▶ [Task item] Number of lines with "placeholder" in the data: give that figure by itself.

▶ [Data listing]
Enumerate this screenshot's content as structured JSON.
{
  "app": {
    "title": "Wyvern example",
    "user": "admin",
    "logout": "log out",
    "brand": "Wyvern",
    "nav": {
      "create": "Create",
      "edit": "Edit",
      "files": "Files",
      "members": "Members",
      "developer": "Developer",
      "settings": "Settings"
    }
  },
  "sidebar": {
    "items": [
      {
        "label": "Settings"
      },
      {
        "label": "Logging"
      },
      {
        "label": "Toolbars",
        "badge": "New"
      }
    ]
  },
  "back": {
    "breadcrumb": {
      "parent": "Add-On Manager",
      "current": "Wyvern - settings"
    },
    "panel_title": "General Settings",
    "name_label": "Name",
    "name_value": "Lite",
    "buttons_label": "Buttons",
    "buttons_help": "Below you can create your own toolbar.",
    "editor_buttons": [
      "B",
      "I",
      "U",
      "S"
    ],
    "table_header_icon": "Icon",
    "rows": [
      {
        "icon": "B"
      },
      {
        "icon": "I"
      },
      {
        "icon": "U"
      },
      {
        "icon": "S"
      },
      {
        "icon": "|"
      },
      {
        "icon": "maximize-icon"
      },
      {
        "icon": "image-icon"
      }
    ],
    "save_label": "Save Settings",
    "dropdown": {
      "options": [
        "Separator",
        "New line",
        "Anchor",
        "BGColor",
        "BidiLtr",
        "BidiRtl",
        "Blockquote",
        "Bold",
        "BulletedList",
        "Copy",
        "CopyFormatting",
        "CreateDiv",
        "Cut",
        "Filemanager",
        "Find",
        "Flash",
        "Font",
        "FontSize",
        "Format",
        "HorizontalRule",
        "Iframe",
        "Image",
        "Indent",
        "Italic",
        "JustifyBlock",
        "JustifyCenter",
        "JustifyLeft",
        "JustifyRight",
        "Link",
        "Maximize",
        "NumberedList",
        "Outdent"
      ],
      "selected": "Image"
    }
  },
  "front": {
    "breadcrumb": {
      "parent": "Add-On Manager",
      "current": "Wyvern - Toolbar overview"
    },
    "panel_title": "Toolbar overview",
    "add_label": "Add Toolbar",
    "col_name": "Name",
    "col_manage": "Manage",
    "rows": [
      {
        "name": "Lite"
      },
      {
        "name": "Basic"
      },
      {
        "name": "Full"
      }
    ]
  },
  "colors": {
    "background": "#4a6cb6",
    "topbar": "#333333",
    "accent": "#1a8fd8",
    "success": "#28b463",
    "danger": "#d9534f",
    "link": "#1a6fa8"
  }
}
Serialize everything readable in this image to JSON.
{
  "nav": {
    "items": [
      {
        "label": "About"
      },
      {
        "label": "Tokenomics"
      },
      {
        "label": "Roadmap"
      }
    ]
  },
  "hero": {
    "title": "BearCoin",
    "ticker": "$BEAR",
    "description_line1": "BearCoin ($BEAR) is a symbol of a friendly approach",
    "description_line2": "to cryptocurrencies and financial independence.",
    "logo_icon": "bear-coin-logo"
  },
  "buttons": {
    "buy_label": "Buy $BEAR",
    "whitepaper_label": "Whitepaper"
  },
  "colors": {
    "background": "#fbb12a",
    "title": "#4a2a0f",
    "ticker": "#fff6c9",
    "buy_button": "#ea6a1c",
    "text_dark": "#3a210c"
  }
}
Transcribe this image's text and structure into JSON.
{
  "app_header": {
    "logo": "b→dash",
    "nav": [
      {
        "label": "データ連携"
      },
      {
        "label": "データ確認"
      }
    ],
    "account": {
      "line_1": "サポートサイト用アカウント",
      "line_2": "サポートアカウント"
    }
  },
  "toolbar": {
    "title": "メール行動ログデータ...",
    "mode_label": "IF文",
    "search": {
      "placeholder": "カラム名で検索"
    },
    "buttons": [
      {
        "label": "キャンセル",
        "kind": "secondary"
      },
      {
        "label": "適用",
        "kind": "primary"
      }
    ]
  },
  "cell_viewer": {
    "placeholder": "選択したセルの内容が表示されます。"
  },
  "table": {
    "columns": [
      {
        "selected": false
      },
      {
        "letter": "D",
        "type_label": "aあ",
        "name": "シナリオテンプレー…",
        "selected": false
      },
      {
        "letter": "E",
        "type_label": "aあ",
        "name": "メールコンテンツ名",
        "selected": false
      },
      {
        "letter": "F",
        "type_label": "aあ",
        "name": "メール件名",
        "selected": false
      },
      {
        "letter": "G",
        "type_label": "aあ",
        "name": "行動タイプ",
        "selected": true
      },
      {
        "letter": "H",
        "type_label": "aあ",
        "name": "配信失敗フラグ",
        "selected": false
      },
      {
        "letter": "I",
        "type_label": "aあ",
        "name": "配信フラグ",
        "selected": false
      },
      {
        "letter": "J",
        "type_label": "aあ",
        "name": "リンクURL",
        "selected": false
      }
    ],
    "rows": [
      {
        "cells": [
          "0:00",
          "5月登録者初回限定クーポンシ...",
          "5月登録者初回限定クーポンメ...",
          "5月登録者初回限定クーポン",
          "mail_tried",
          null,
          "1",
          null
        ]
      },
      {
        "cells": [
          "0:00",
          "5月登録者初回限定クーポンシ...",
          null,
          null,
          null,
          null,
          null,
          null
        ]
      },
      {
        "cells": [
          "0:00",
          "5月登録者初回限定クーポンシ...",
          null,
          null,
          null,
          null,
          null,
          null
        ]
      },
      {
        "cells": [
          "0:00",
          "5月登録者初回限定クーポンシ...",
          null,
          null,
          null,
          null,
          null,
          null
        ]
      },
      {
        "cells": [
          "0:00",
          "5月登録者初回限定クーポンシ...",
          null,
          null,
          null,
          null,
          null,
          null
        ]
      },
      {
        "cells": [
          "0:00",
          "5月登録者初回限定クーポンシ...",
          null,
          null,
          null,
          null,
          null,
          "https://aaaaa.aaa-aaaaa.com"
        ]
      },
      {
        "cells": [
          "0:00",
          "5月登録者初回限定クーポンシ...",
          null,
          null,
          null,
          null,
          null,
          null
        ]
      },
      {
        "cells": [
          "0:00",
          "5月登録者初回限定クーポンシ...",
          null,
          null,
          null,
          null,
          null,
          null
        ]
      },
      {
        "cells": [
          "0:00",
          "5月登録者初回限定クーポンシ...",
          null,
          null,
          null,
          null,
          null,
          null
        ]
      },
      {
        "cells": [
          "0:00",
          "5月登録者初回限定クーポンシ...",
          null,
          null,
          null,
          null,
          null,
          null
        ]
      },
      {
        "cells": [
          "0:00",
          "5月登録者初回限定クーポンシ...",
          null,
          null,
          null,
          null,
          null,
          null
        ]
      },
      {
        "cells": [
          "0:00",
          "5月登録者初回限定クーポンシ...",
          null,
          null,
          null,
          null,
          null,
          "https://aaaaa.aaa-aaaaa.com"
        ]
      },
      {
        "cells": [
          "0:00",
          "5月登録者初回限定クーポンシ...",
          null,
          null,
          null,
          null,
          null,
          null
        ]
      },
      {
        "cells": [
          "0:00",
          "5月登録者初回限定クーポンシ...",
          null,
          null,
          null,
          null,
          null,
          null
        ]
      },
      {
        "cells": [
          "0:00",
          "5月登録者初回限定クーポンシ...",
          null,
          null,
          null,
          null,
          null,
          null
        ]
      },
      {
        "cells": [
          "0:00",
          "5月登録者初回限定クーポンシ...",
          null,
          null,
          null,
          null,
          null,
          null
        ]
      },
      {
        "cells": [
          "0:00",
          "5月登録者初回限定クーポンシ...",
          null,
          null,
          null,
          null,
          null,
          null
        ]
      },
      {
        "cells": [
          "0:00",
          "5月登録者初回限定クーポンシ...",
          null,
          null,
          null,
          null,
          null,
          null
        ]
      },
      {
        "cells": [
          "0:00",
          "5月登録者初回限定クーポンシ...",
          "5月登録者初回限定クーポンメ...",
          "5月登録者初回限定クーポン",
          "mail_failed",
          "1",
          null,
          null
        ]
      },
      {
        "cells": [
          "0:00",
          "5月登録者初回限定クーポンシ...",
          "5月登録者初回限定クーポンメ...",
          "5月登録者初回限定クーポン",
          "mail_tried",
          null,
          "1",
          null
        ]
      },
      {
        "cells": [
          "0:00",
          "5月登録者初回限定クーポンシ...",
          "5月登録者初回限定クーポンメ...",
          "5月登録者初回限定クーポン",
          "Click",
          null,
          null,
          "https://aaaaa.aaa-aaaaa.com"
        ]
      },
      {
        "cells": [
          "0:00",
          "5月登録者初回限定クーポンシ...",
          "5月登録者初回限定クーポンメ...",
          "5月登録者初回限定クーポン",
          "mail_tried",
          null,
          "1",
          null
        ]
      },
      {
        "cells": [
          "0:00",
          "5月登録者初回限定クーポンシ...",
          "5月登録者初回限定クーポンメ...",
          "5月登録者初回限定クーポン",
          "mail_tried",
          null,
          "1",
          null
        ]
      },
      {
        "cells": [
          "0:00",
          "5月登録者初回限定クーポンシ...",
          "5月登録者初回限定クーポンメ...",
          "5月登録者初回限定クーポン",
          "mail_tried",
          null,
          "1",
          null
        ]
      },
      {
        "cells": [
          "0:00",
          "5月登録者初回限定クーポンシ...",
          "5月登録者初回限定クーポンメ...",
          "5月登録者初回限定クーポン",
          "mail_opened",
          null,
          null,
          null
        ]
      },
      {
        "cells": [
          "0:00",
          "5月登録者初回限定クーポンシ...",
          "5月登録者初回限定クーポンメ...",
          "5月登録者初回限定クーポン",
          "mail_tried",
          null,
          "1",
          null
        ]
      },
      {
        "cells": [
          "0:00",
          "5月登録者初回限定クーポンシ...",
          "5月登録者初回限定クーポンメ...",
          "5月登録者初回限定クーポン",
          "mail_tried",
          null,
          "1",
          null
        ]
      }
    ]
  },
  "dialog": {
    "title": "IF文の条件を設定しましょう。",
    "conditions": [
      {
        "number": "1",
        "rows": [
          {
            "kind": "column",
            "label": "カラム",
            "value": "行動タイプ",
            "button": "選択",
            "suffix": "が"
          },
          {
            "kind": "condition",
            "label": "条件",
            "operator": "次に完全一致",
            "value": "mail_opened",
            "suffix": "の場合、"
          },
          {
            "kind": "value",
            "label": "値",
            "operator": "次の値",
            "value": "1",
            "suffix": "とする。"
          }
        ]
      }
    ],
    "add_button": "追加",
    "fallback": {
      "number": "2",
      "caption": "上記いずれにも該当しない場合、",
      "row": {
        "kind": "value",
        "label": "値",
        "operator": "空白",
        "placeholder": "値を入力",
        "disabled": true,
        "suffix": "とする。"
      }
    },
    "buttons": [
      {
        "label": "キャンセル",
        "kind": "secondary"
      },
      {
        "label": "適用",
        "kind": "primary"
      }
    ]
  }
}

▶ [Result of this exercise] 3